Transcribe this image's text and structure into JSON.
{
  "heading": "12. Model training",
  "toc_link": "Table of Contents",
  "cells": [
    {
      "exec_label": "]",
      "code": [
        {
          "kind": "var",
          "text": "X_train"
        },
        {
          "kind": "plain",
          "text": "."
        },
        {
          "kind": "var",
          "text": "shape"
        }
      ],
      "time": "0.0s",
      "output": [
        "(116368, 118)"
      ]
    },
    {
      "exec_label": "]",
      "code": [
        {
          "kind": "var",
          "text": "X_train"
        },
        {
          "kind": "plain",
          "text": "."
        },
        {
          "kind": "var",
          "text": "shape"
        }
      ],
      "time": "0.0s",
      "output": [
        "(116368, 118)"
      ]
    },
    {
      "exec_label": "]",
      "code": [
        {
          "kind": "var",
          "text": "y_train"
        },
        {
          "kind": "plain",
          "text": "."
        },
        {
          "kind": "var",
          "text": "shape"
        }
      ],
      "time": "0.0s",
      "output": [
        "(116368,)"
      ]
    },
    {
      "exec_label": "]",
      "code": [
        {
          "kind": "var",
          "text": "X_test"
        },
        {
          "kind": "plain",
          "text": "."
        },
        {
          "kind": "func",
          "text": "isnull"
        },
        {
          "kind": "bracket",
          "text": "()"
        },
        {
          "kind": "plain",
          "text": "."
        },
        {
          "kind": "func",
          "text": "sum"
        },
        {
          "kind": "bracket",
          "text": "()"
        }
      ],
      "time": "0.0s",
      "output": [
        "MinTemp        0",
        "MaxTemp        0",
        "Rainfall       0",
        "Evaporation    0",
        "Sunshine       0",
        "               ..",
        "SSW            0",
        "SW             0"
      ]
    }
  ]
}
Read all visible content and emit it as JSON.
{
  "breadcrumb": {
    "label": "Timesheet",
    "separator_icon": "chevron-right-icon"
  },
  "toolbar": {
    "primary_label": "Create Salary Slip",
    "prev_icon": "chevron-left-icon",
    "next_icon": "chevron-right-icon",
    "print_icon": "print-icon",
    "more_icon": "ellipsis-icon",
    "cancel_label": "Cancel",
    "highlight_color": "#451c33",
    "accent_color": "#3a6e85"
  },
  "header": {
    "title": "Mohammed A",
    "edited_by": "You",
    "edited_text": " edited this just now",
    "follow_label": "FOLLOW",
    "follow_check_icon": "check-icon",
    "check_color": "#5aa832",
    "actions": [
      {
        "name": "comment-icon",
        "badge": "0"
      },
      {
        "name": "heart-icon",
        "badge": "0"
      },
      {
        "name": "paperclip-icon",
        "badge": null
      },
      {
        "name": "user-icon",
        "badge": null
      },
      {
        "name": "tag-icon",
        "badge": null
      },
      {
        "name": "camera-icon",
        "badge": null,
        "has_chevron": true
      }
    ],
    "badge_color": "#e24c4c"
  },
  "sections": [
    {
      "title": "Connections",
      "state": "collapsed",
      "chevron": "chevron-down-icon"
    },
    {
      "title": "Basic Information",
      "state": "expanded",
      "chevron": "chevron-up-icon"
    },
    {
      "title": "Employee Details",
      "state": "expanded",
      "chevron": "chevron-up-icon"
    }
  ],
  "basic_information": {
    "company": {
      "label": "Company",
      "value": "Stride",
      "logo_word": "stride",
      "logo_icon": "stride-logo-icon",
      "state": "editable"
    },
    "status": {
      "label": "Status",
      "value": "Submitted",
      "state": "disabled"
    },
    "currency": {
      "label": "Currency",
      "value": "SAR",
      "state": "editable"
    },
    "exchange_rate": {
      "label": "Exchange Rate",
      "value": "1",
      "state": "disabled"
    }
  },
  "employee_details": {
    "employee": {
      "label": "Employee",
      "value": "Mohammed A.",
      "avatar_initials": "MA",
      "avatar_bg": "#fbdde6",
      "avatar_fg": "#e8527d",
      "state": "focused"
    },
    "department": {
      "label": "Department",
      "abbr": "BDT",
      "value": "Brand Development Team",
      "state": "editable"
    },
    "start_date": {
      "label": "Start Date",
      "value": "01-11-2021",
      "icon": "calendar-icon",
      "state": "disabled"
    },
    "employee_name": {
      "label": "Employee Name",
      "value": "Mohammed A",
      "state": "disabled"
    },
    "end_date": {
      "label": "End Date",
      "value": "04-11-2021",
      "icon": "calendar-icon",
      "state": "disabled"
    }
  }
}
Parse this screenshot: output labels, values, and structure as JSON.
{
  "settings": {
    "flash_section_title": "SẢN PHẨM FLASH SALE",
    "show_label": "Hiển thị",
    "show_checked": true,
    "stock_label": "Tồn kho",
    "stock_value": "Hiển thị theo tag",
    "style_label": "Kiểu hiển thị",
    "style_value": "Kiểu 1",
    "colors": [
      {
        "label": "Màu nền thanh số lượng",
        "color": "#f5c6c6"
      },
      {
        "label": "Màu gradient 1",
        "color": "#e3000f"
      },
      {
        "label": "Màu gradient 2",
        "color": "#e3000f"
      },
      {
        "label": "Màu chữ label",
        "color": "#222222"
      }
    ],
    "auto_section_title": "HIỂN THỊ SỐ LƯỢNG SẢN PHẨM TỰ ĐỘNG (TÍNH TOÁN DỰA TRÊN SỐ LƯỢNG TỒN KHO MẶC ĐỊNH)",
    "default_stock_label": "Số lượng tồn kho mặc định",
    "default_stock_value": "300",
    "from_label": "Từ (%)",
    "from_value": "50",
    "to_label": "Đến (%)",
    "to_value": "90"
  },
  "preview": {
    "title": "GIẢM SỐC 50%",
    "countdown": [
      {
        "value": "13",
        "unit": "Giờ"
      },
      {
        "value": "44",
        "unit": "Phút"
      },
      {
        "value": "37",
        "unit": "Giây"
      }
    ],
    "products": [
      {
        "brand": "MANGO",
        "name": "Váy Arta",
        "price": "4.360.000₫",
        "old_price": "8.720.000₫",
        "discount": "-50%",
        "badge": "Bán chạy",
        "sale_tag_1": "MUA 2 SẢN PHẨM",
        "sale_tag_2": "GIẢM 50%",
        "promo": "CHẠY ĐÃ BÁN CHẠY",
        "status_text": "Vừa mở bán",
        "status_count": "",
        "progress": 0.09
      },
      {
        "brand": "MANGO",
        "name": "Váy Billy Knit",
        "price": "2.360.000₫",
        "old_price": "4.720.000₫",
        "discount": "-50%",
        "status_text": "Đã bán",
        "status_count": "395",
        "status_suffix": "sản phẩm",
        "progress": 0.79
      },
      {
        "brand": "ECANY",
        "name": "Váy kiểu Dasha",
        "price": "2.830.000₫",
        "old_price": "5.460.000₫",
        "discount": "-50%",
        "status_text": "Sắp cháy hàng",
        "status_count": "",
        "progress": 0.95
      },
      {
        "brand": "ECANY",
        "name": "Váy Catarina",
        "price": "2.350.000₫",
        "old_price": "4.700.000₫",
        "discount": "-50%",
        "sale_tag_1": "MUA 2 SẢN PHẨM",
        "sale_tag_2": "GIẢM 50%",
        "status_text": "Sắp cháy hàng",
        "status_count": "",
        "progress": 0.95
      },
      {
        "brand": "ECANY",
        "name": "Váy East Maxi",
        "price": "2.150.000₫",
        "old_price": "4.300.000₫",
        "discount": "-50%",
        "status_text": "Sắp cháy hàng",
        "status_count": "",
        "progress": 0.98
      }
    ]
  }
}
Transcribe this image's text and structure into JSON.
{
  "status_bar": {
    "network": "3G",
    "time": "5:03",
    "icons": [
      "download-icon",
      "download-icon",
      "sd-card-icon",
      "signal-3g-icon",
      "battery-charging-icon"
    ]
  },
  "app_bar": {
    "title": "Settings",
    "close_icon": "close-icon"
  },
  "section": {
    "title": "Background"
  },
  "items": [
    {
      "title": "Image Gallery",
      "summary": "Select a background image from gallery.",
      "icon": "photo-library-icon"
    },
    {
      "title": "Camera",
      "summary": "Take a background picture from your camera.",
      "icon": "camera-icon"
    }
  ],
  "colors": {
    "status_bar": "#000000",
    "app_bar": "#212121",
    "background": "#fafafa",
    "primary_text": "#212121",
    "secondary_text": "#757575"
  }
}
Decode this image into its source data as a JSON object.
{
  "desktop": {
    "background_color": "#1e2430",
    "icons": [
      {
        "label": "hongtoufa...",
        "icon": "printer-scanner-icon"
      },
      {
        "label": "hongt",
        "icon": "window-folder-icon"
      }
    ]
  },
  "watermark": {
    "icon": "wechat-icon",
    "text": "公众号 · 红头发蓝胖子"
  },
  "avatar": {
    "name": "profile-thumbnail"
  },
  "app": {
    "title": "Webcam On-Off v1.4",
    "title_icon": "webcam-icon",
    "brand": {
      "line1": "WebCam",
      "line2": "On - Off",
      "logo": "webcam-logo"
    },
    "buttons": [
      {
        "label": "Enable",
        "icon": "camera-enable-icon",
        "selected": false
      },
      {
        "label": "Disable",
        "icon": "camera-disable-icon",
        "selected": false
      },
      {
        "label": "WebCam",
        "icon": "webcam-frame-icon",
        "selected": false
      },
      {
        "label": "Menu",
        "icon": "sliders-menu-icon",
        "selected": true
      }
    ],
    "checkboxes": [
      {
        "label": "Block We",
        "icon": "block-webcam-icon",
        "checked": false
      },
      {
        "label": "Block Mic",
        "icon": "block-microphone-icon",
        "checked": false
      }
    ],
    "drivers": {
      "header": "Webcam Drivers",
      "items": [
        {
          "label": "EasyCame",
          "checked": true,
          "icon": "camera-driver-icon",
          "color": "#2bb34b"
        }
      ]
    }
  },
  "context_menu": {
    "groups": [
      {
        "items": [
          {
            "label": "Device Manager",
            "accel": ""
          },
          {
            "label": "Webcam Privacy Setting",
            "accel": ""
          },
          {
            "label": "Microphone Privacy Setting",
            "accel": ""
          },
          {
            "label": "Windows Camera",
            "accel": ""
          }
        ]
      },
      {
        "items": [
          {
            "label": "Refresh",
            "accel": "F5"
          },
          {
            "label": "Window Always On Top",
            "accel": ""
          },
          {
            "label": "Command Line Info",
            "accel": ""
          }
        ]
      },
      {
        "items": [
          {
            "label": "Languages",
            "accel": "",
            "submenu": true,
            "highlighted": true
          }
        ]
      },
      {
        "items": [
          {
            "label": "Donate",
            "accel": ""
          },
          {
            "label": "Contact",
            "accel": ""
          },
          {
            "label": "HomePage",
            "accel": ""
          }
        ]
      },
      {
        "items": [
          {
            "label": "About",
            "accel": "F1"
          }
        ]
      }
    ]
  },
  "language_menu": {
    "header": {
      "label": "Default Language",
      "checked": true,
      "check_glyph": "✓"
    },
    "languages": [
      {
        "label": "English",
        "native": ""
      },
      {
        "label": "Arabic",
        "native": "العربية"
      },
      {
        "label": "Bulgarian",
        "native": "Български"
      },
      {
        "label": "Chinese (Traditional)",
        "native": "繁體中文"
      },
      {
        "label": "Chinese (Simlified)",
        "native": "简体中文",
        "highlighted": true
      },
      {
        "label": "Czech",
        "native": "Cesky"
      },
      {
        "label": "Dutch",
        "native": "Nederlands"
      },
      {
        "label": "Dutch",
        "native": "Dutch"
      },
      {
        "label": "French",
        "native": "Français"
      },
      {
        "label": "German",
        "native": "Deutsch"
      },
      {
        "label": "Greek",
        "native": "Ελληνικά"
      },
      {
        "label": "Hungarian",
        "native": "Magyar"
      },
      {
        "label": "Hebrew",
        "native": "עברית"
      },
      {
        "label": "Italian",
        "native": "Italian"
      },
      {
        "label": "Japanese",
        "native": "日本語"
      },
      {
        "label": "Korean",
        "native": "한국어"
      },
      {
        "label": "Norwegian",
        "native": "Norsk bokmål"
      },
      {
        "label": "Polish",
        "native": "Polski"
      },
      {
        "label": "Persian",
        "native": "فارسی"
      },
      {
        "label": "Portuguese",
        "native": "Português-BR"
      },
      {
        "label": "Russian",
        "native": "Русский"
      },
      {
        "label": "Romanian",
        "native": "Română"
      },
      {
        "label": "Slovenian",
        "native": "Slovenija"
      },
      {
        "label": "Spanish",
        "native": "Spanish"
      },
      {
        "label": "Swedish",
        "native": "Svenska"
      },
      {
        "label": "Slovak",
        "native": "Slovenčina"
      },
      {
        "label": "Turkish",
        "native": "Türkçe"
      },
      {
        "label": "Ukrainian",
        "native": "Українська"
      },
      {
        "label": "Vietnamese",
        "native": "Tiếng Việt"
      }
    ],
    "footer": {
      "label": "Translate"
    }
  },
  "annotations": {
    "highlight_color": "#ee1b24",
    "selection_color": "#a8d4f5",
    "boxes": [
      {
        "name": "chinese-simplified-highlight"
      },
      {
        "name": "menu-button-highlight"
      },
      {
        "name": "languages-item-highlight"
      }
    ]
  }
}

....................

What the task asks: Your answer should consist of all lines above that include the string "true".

Output for this task:
        "has_chevron": true
    "show_checked": true,
        "selected": true
          "checked": true,
            "submenu": true,
            "highlighted": true
      "checked": true,
        "highlighted": true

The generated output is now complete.